Counselling can be a powerful tool for healing and transformation for individuals experiencing Seasonal Affective Disorder (SAD). In transpersonal therapy, the focus is on the person as a whole, including their spiritual and higher purpose. This approach can help individuals with SAD explore the deeper meaning and purpose behind their suffering and find ways to connect with their inner wisdom and sense of connection to something greater than themselves.
A person-centred approach, which values the individual’s subjective experience and personal growth, can also be helpful for individuals with SAD. In this approach, the therapist creates a safe and non-judgmental space for the individual to explore their feelings and experiences and works with the person to help them find their path and make positive changes in their life.
An integrative approach, which combines elements of different theories and methods, can also be effective in treating SAD. This approach allows the therapist to structure their approach to the unique needs and preferences of the individual.

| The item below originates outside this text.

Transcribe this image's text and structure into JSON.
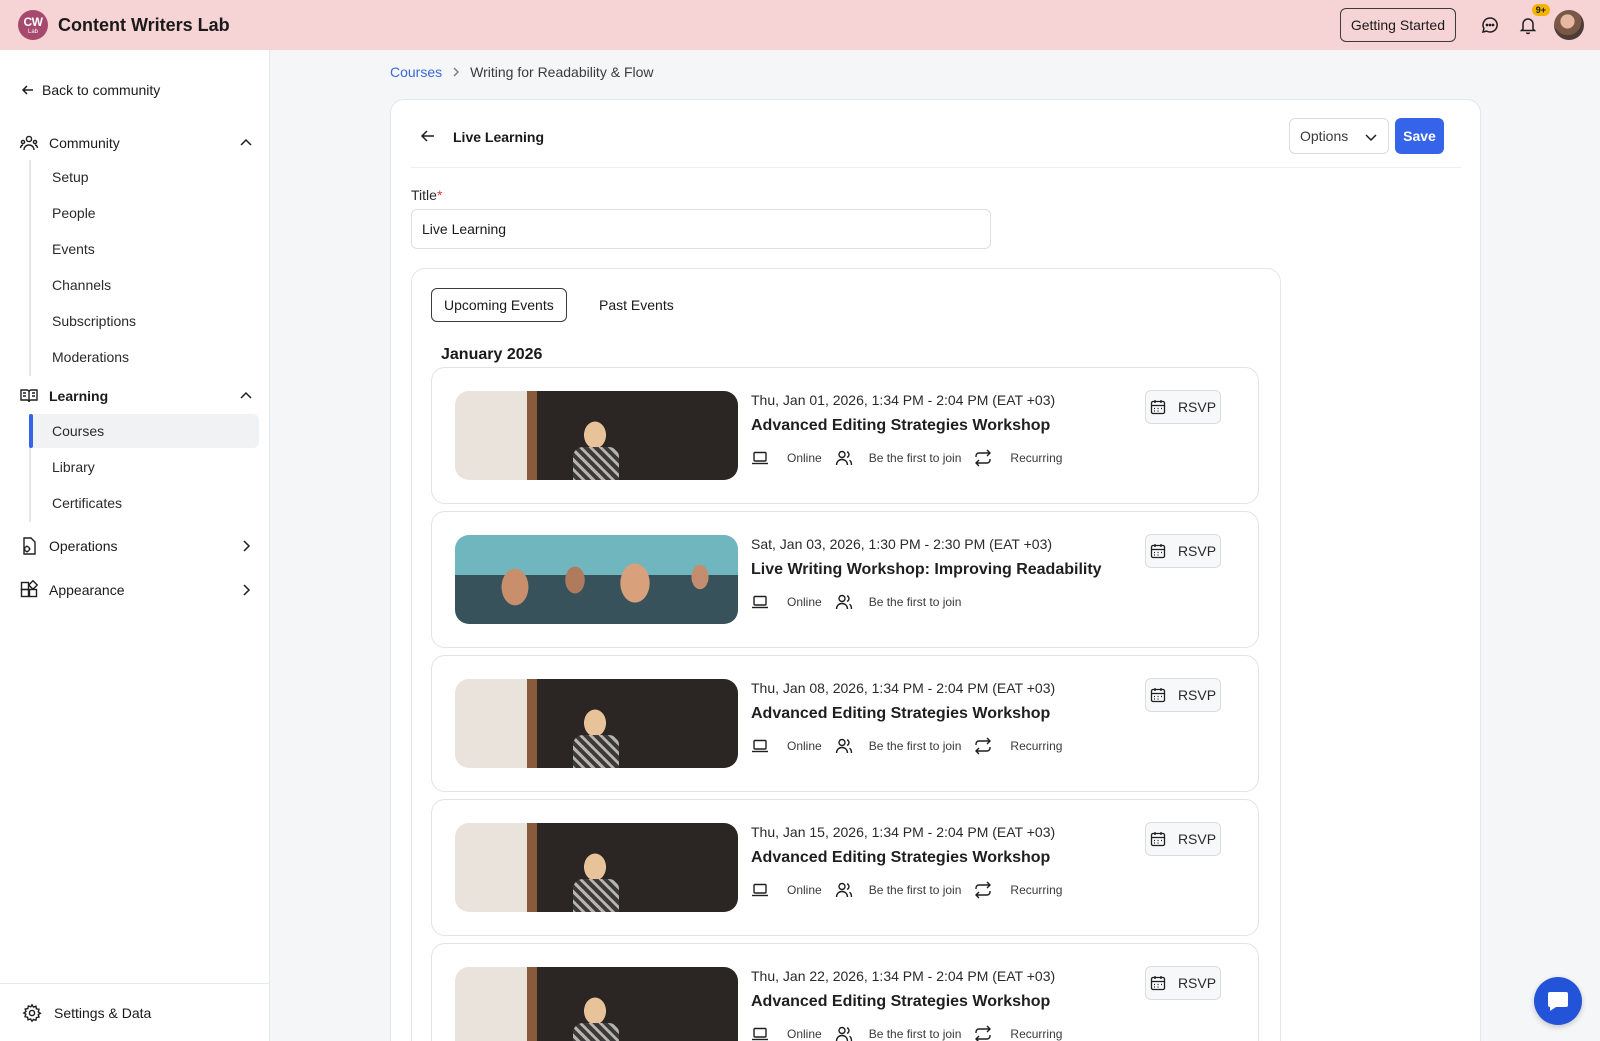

Cognitive-behavioural therapy (CBT), interpersonal therapy (IPT), and dialectical behaviour therapy (DBT) are approaches that can be beneficial. CBT focuses on helping individuals identify and change negative thought patterns and behaviours, IPT focuses on improving relationships and communication, and DBT teaches skills for managing emotions and reducing distress.
Counselling can be done in individual or group sessions and can be done in person or online. It is important to find a licensed therapist who is experienced in treating SAD and whom you feel comfortable working with. Working with a therapist can help you access your inner wisdom, develop coping strategies, improve your relationships, and enhance your overall well-being.
In conclusion, SAD can have a significant impact on mood, but there are natural remedies that can help boost your well-being. Exercise, light therapy, nutrition, mindfulness and relaxation are all effective ways to improve your mood during the winter months.
Talk with a Leone Centre Professional
If you do feel like you need some help and support, our Leone Centre professionals are available 7 days a week. Call us on 020 3930 1007. We can also provide fast track therapy.
We can offer in-person counselling in London appointments at our head office in Fulham and our offices in Kensington, Wimbledon and Belgravia, We also service Victoria, Putney, Chelsea, Knightsbridge, Mayfair, and City of London.
In addition, we offer Online Therapy appointments wherever in the world you are located, should this better fit around your existing commitments or if you are not able to attend an in-person appointment.